• **Problem requirements**: Down to the final character, output the records below as they stand.

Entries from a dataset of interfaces
..........
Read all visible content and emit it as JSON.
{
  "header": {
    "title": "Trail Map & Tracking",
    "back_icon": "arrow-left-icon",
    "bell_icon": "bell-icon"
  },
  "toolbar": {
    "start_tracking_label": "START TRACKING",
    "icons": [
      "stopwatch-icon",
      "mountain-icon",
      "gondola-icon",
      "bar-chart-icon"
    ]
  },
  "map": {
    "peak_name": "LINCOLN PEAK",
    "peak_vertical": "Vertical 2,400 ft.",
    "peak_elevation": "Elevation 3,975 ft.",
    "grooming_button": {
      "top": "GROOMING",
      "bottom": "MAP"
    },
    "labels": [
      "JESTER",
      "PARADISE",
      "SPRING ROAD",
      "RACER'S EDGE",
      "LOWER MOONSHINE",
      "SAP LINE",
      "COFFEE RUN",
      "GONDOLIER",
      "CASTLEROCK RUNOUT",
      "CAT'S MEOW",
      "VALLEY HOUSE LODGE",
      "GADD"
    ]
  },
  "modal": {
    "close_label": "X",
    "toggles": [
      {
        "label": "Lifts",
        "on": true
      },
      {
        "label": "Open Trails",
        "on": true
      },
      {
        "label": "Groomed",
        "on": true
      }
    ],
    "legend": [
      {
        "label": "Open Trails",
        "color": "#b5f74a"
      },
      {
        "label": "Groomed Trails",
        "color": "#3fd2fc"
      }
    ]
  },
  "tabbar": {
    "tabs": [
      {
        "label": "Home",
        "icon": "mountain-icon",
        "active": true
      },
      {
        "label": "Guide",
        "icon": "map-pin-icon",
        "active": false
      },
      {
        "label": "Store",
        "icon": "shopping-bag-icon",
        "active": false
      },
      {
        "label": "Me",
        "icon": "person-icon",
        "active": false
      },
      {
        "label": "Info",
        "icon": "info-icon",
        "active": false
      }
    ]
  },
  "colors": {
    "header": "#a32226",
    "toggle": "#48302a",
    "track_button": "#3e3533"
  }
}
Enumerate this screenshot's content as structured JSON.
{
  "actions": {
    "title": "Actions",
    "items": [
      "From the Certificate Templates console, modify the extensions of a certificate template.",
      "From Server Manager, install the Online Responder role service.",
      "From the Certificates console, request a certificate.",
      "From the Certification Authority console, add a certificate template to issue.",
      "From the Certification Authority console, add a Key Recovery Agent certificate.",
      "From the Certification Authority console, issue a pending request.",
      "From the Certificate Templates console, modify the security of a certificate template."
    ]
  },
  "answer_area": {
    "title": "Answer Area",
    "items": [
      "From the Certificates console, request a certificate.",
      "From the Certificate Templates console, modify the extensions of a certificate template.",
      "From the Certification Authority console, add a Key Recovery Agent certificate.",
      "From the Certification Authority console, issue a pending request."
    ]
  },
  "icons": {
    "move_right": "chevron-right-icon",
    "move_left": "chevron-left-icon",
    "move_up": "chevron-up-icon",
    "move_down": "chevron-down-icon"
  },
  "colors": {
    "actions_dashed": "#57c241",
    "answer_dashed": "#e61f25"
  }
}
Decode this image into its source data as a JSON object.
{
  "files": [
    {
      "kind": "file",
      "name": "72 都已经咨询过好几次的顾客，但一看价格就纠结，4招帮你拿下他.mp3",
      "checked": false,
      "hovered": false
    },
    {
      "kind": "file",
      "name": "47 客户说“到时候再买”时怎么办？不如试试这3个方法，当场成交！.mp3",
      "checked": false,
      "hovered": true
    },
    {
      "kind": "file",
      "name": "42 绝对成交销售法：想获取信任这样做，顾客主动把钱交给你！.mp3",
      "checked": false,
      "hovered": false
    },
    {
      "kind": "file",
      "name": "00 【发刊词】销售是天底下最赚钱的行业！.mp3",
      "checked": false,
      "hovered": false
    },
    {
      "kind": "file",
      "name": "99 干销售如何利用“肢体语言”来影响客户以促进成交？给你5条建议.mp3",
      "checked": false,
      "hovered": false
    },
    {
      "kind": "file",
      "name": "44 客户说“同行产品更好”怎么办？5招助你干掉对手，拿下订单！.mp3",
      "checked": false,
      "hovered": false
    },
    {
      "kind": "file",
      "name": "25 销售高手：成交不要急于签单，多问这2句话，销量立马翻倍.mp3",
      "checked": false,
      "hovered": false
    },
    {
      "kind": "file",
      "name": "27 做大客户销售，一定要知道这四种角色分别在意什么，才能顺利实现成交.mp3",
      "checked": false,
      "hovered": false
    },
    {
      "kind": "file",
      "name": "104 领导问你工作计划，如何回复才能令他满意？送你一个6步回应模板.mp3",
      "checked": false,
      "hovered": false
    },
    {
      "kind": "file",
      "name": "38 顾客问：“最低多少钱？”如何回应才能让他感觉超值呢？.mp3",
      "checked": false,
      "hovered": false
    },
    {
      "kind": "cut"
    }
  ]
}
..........
• **Answer space**:
Read all visible content and emit it as JSON.
{
  "header": {
    "title": "Trail Map & Tracking",
    "back_icon": "arrow-left-icon",
    "bell_icon": "bell-icon"
  },
  "toolbar": {
    "start_tracking_label": "START TRACKING",
    "icons": [
      "stopwatch-icon",
      "mountain-icon",
      "gondola-icon",
      "bar-chart-icon"
    ]
  },
  "map": {
    "peak_name": "LINCOLN PEAK",
    "peak_vertical": "Vertical 2,400 ft.",
    "peak_elevation": "Elevation 3,975 ft.",
    "grooming_button": {
      "top": "GROOMING",
      "bottom": "MAP"
    },
    "labels": [
      "JESTER",
      "PARADISE",
      "SPRING ROAD",
      "RACER'S EDGE",
      "LOWER MOONSHINE",
      "SAP LINE",
      "COFFEE RUN",
      "GONDOLIER",
      "CASTLEROCK RUNOUT",
      "CAT'S MEOW",
      "VALLEY HOUSE LODGE",
      "GADD"
    ]
  },
  "modal": {
    "close_label": "X",
    "toggles": [
      {
        "label": "Lifts",
        "on": true
      },
      {
        "label": "Open Trails",
        "on": true
      },
      {
        "label": "Groomed",
        "on": true
      }
    ],
    "legend": [
      {
        "label": "Open Trails",
        "color": "#b5f74a"
      },
      {
        "label": "Groomed Trails",
        "color": "#3fd2fc"
      }
    ]
  },
  "tabbar": {
    "tabs": [
      {
        "label": "Home",
        "icon": "mountain-icon",
        "active": true
      },
      {
        "label": "Guide",
        "icon": "map-pin-icon",
        "active": false
      },
      {
        "label": "Store",
        "icon": "shopping-bag-icon",
        "active": false
      },
      {
        "label": "Me",
        "icon": "person-icon",
        "active": false
      },
      {
        "label": "Info",
        "icon": "info-icon",
        "active": false
      }
    ]
  },
  "colors": {
    "header": "#a32226",
    "toggle": "#48302a",
    "track_button": "#3e3533"
  }
}
Enumerate this screenshot's content as structured JSON.
{
  "actions": {
    "title": "Actions",
    "items": [
      "From the Certificate Templates console, modify the extensions of a certificate template.",
      "From Server Manager, install the Online Responder role service.",
      "From the Certificates console, request a certificate.",
      "From the Certification Authority console, add a certificate template to issue.",
      "From the Certification Authority console, add a Key Recovery Agent certificate.",
      "From the Certification Authority console, issue a pending request.",
      "From the Certificate Templates console, modify the security of a certificate template."
    ]
  },
  "answer_area": {
    "title": "Answer Area",
    "items": [
      "From the Certificates console, request a certificate.",
      "From the Certificate Templates console, modify the extensions of a certificate template.",
      "From the Certification Authority console, add a Key Recovery Agent certificate.",
      "From the Certification Authority console, issue a pending request."
    ]
  },
  "icons": {
    "move_right": "chevron-right-icon",
    "move_left": "chevron-left-icon",
    "move_up": "chevron-up-icon",
    "move_down": "chevron-down-icon"
  },
  "colors": {
    "actions_dashed": "#57c241",
    "answer_dashed": "#e61f25"
  }
}
Decode this image into its source data as a JSON object.
{
  "files": [
    {
      "kind": "file",
      "name": "72 都已经咨询过好几次的顾客，但一看价格就纠结，4招帮你拿下他.mp3",
      "checked": false,
      "hovered": false
    },
    {
      "kind": "file",
      "name": "47 客户说“到时候再买”时怎么办？不如试试这3个方法，当场成交！.mp3",
      "checked": false,
      "hovered": true
    },
    {
      "kind": "file",
      "name": "42 绝对成交销售法：想获取信任这样做，顾客主动把钱交给你！.mp3",
      "checked": false,
      "hovered": false
    },
    {
      "kind": "file",
      "name": "00 【发刊词】销售是天底下最赚钱的行业！.mp3",
      "checked": false,
      "hovered": false
    },
    {
      "kind": "file",
      "name": "99 干销售如何利用“肢体语言”来影响客户以促进成交？给你5条建议.mp3",
      "checked": false,
      "hovered": false
    },
    {
      "kind": "file",
      "name": "44 客户说“同行产品更好”怎么办？5招助你干掉对手，拿下订单！.mp3",
      "checked": false,
      "hovered": false
    },
    {
      "kind": "file",
      "name": "25 销售高手：成交不要急于签单，多问这2句话，销量立马翻倍.mp3",
      "checked": false,
      "hovered": false
    },
    {
      "kind": "file",
      "name": "27 做大客户销售，一定要知道这四种角色分别在意什么，才能顺利实现成交.mp3",
      "checked": false,
      "hovered": false
    },
    {
      "kind": "file",
      "name": "104 领导问你工作计划，如何回复才能令他满意？送你一个6步回应模板.mp3",
      "checked": false,
      "hovered": false
    },
    {
      "kind": "file",
      "name": "38 顾客问：“最低多少钱？”如何回应才能让他感觉超值呢？.mp3",
      "checked": false,
      "hovered": false
    },
    {
      "kind": "cut"
    }
  ]
}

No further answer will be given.